- Activity
Every entry is to be reproduced word for word, but the images are not.

- Data

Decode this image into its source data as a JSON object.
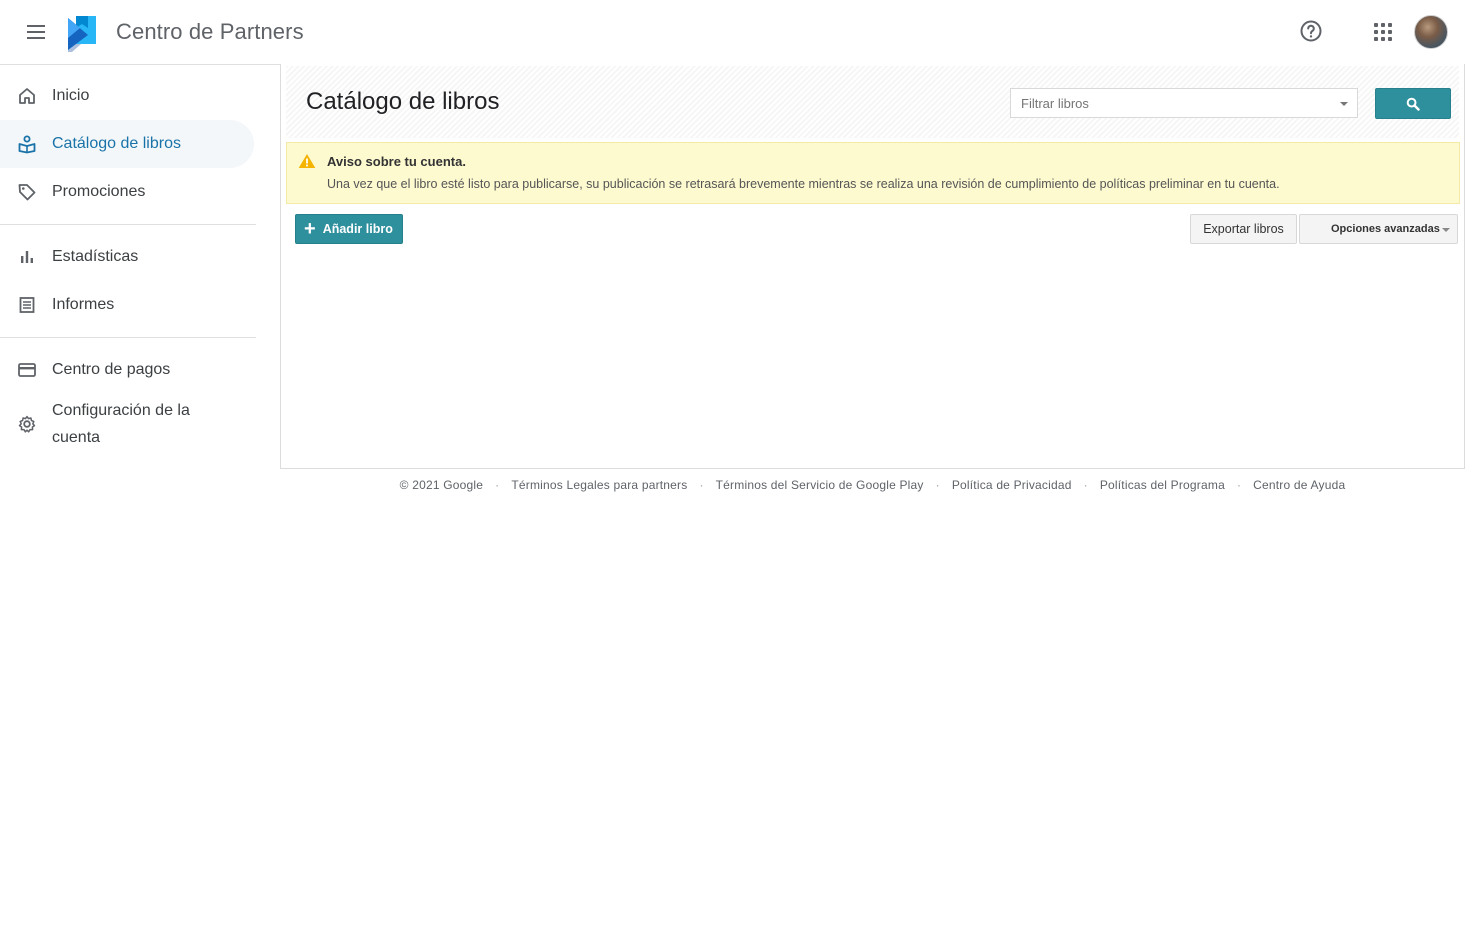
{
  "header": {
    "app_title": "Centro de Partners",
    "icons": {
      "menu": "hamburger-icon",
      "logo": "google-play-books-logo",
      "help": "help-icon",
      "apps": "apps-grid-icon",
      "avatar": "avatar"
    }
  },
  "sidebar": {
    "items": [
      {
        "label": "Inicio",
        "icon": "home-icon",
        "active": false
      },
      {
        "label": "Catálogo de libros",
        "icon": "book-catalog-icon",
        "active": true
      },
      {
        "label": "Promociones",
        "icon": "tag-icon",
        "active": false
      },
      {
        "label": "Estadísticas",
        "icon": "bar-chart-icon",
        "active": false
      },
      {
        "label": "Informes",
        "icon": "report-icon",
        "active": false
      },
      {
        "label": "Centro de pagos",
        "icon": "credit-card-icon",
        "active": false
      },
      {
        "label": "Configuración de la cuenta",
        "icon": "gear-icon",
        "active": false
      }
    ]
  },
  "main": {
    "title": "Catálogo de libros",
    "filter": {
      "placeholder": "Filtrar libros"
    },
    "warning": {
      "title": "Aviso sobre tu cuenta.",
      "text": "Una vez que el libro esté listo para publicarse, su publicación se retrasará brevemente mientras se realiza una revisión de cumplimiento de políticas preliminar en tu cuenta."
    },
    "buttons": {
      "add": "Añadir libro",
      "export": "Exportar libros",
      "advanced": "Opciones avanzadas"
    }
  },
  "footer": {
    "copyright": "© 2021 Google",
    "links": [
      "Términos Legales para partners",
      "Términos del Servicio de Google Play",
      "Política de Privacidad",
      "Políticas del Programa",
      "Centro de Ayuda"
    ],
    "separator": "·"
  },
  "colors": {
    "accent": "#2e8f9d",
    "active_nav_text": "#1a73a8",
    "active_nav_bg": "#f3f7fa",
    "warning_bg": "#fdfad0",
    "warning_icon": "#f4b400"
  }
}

- Written response
Decode this image into its source data as a JSON object.
{
  "header": {
    "app_title": "Centro de Partners",
    "icons": {
      "menu": "hamburger-icon",
      "logo": "google-play-books-logo",
      "help": "help-icon",
      "apps": "apps-grid-icon",
      "avatar": "avatar"
    }
  },
  "sidebar": {
    "items": [
      {
        "label": "Inicio",
        "icon": "home-icon",
        "active": false
      },
      {
        "label": "Catálogo de libros",
        "icon": "book-catalog-icon",
        "active": true
      },
      {
        "label": "Promociones",
        "icon": "tag-icon",
        "active": false
      },
      {
        "label": "Estadísticas",
        "icon": "bar-chart-icon",
        "active": false
      },
      {
        "label": "Informes",
        "icon": "report-icon",
        "active": false
      },
      {
        "label": "Centro de pagos",
        "icon": "credit-card-icon",
        "active": false
      },
      {
        "label": "Configuración de la cuenta",
        "icon": "gear-icon",
        "active": false
      }
    ]
  },
  "main": {
    "title": "Catálogo de libros",
    "filter": {
      "placeholder": "Filtrar libros"
    },
    "warning": {
      "title": "Aviso sobre tu cuenta.",
      "text": "Una vez que el libro esté listo para publicarse, su publicación se retrasará brevemente mientras se realiza una revisión de cumplimiento de políticas preliminar en tu cuenta."
    },
    "buttons": {
      "add": "Añadir libro",
      "export": "Exportar libros",
      "advanced": "Opciones avanzadas"
    }
  },
  "footer": {
    "copyright": "© 2021 Google",
    "links": [
      "Términos Legales para partners",
      "Términos del Servicio de Google Play",
      "Política de Privacidad",
      "Políticas del Programa",
      "Centro de Ayuda"
    ],
    "separator": "·"
  },
  "colors": {
    "accent": "#2e8f9d",
    "active_nav_text": "#1a73a8",
    "active_nav_bg": "#f3f7fa",
    "warning_bg": "#fdfad0",
    "warning_icon": "#f4b400"
  }
}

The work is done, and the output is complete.